The Wall Street Journal; Aug. 26, 2016 1:09 p.m. ET
New federal rules governing how people save for retirement may limit the guidance that investors managing their own individual accounts can get from providers.
Rules handed down by the Obama administration in April, requiring brokers to put the interests of retirement savers ahead of their own, mostly will leave investors who manage their own individual retirement accounts untouched. That is because the owners of self-directed IRAs act as their own fiduciaries, while retirement savers who have brokerage accounts at firms such as Merrill Lynch or Morgan Stanley will have to rely on their broker to act as a fiduciary.
IMOs can anticipate hurdles ahead under the DOL rule
LifeHealthPro.com; August 26, 2016

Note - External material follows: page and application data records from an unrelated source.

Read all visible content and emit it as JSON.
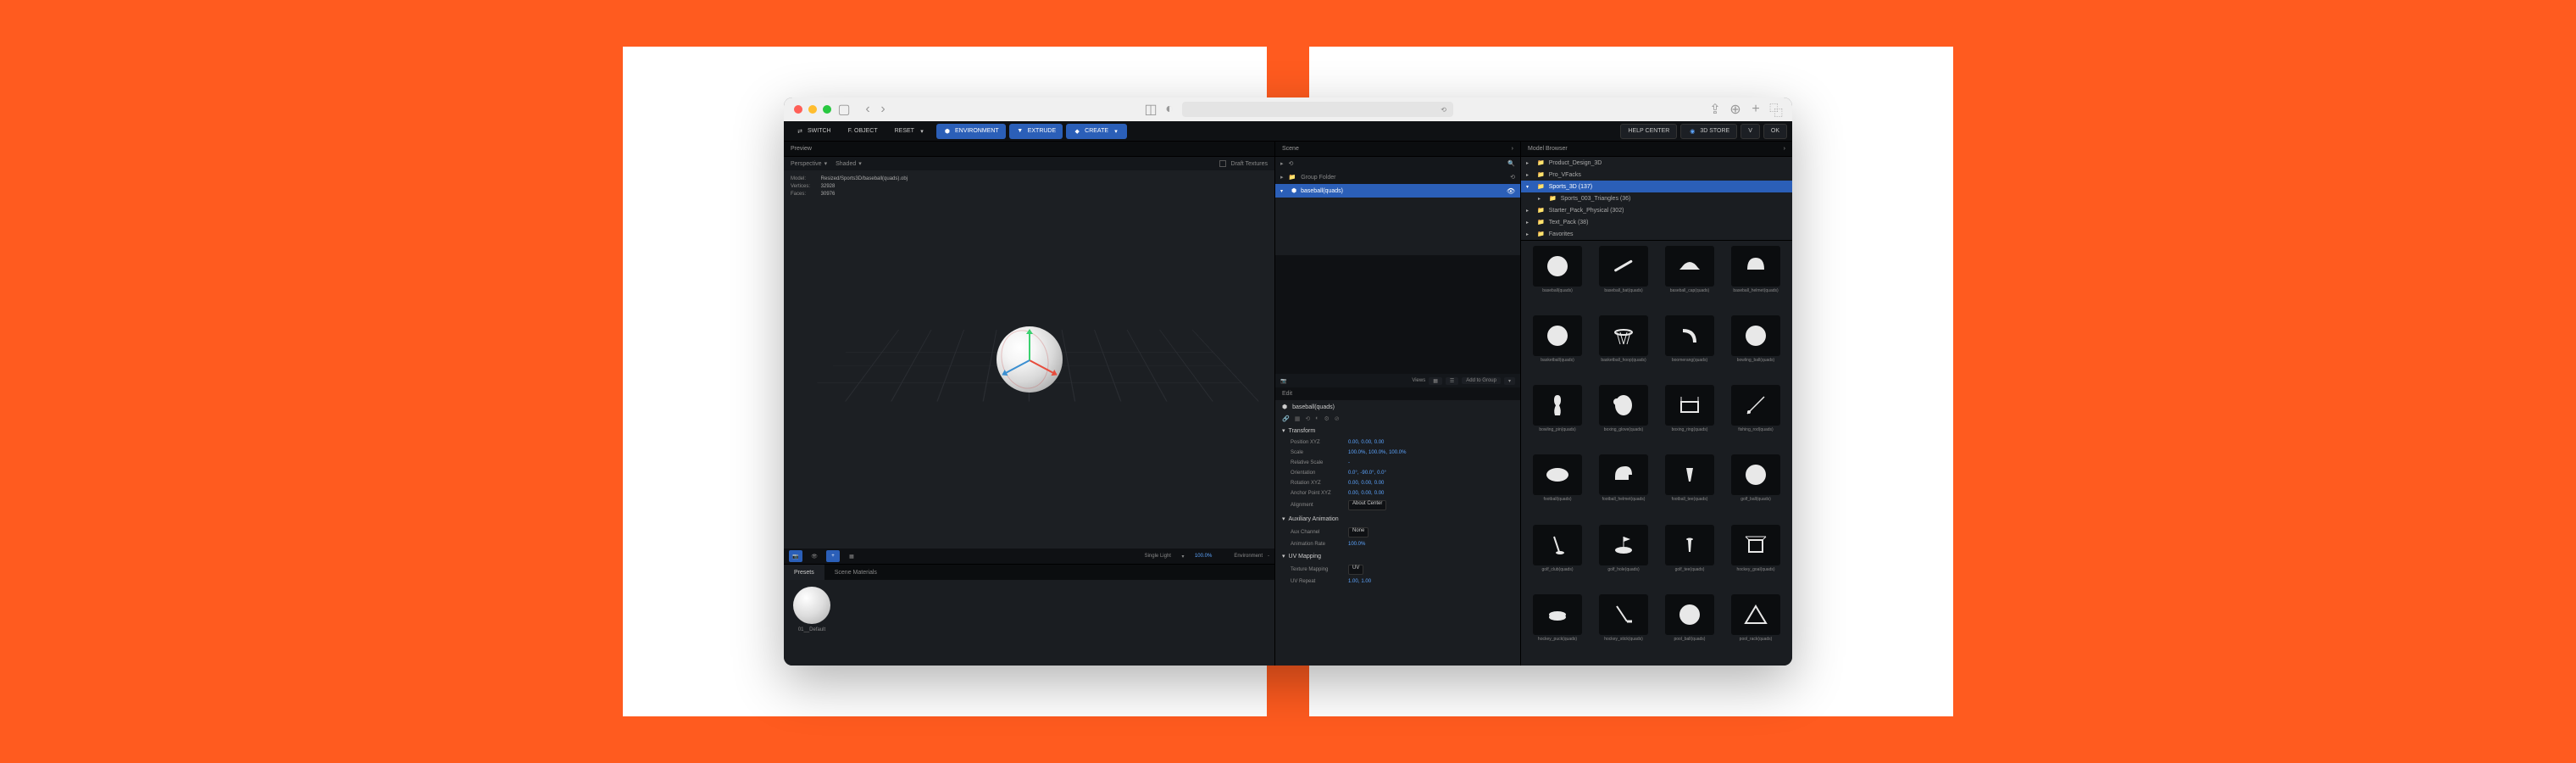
{
  "toolbar": {
    "switch": "SWITCH",
    "f_object": "F. OBJECT",
    "reset": "RESET",
    "environment": "ENVIRONMENT",
    "extrude": "EXTRUDE",
    "create": "CREATE",
    "help_center": "HELP CENTER",
    "store": "3D STORE",
    "v": "V",
    "ok": "OK"
  },
  "preview": {
    "panel_title": "Preview",
    "perspective": "Perspective",
    "shaded": "Shaded",
    "draft_textures": "Draft Textures",
    "model_label": "Model:",
    "model_value": "Resized/Sports3D/baseball(quads).obj",
    "vertices_label": "Vertices:",
    "vertices_value": "32928",
    "faces_label": "Faces:",
    "faces_value": "30976"
  },
  "vp_footer": {
    "single_light": "Single Light",
    "light_pct": "100.0%",
    "environment": "Environment",
    "env_val": "-"
  },
  "presets": {
    "tab_presets": "Presets",
    "tab_materials": "Scene Materials",
    "default_name": "01__Default"
  },
  "scene": {
    "panel_title": "Scene",
    "group_folder": "Group Folder",
    "item": "baseball(quads)"
  },
  "props_bar": {
    "views": "Views",
    "add_to_group": "Add to Group"
  },
  "edit": {
    "section": "Edit",
    "name": "baseball(quads)",
    "transform": "Transform",
    "position": {
      "lbl": "Position XYZ",
      "x": "0.00,",
      "y": "0.00,",
      "z": "0.00"
    },
    "scale": {
      "lbl": "Scale",
      "x": "100.0%,",
      "y": "100.0%,",
      "z": "100.0%"
    },
    "rel_scale": {
      "lbl": "Relative Scale",
      "val": "-"
    },
    "orientation": {
      "lbl": "Orientation",
      "x": "0.0°,",
      "y": "-90.0°,",
      "z": "0.0°"
    },
    "rotation": {
      "lbl": "Rotation XYZ",
      "x": "0.00,",
      "y": "0.00,",
      "z": "0.00"
    },
    "anchor": {
      "lbl": "Anchor Point XYZ",
      "x": "0.00,",
      "y": "0.00,",
      "z": "0.00"
    },
    "alignment": {
      "lbl": "Alignment",
      "val": "About Center"
    },
    "aux_animation": "Auxiliary Animation",
    "aux_channel": {
      "lbl": "Aux Channel",
      "val": "None"
    },
    "anim_rate": {
      "lbl": "Animation Rate",
      "val": "100.0%"
    },
    "uv_mapping": "UV Mapping",
    "texture_mapping": {
      "lbl": "Texture Mapping",
      "val": "UV"
    },
    "uv_repeat": {
      "lbl": "UV Repeat",
      "x": "1.00,",
      "y": "1.00"
    }
  },
  "model_browser": {
    "panel_title": "Model Browser",
    "tree": [
      {
        "name": "Product_Design_3D",
        "sel": false
      },
      {
        "name": "Pro_VFacks",
        "sel": false
      },
      {
        "name": "Sports_3D (137)",
        "sel": true,
        "expanded": true
      },
      {
        "name": "Sports_003_Triangles (36)",
        "sel": false,
        "child": true
      },
      {
        "name": "Starter_Pack_Physical (302)",
        "sel": false
      },
      {
        "name": "Text_Pack (38)",
        "sel": false
      },
      {
        "name": "Favorites",
        "sel": false
      }
    ],
    "items": [
      {
        "name": "baseball(quads)",
        "shape": "sphere"
      },
      {
        "name": "baseball_bat(quads)",
        "shape": "bat"
      },
      {
        "name": "baseball_cap(quads)",
        "shape": "cap"
      },
      {
        "name": "baseball_helmet(quads)",
        "shape": "helmet"
      },
      {
        "name": "basketball(quads)",
        "shape": "sphere"
      },
      {
        "name": "basketball_hoop(quads)",
        "shape": "hoop"
      },
      {
        "name": "boomerang(quads)",
        "shape": "boomerang"
      },
      {
        "name": "bowling_ball(quads)",
        "shape": "sphere"
      },
      {
        "name": "bowling_pin(quads)",
        "shape": "pin"
      },
      {
        "name": "boxing_glove(quads)",
        "shape": "glove"
      },
      {
        "name": "boxing_ring(quads)",
        "shape": "ring"
      },
      {
        "name": "fishing_rod(quads)",
        "shape": "rod"
      },
      {
        "name": "football(quads)",
        "shape": "football"
      },
      {
        "name": "football_helmet(quads)",
        "shape": "helmet2"
      },
      {
        "name": "football_tee(quads)",
        "shape": "tee"
      },
      {
        "name": "golf_ball(quads)",
        "shape": "sphere"
      },
      {
        "name": "golf_club(quads)",
        "shape": "club"
      },
      {
        "name": "golf_hole(quads)",
        "shape": "hole"
      },
      {
        "name": "golf_tee(quads)",
        "shape": "tee2"
      },
      {
        "name": "hockey_goal(quads)",
        "shape": "goal"
      },
      {
        "name": "hockey_puck(quads)",
        "shape": "puck"
      },
      {
        "name": "hockey_stick(quads)",
        "shape": "stick"
      },
      {
        "name": "pool_ball(quads)",
        "shape": "sphere"
      },
      {
        "name": "pool_rack(quads)",
        "shape": "rack"
      }
    ]
  }
}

On August 12, LifeHealthPro chatted with Jason Smith, chief executive officer of Clarity 2 Prosperity, one of six independent marketing organizations (IMOs) seeking to become financial institutions under the best interest contract (BIC) exemption of the Department of Labor’s fiduciary rule.
In this installment, we talk with Bradford Campbell, an attorney at Drinker Biddle who is former assistant secretary of labor for employee benefits and past chief of the DOL’s Employee Benefits Security Administration (EBSA). Counsel to four of the six IMOs, including Clarity 2 Prosperity, Campbell offered new details on the application process, hurdles still to be surmounted, and potential sticking points related to pending litigation over the DOL rule.
ThinkAdvisor; August 26, 2016
The DOL’s fiduciary rule may be the biggest regulatory change in the financial services business since the mid-1970s when brokers’ commissions were deregulated and IRAs were created. On April 10, the first of two effective dates for phasing in the rule, all broker-dealers, registered reps and insurance company agents earning commission-based compensation for work with retirement plans or IRAs will be deemed fiduciaries, which will require them to act in the best interest of their clients. Even RIAs, who are already fiduciaries, will be affected by the rule change.
ThinkAdvisor; August 26, 2016
Lawyers representing the National Association for Fixed Annuities told a U.S. District judge Thursday that individual insurance agents would be forced to become registered investment advisors under the Department of Labor’s fiduciary rule and that the current distribution system for fixed indexed annuities would have to be reworked.
Judge Randolph Moss, U.S. District judge for the District of Columbia, heard oral arguments for close to three hours Thursday in the first hearing against DOL’s rule, but did not immediately render a decision.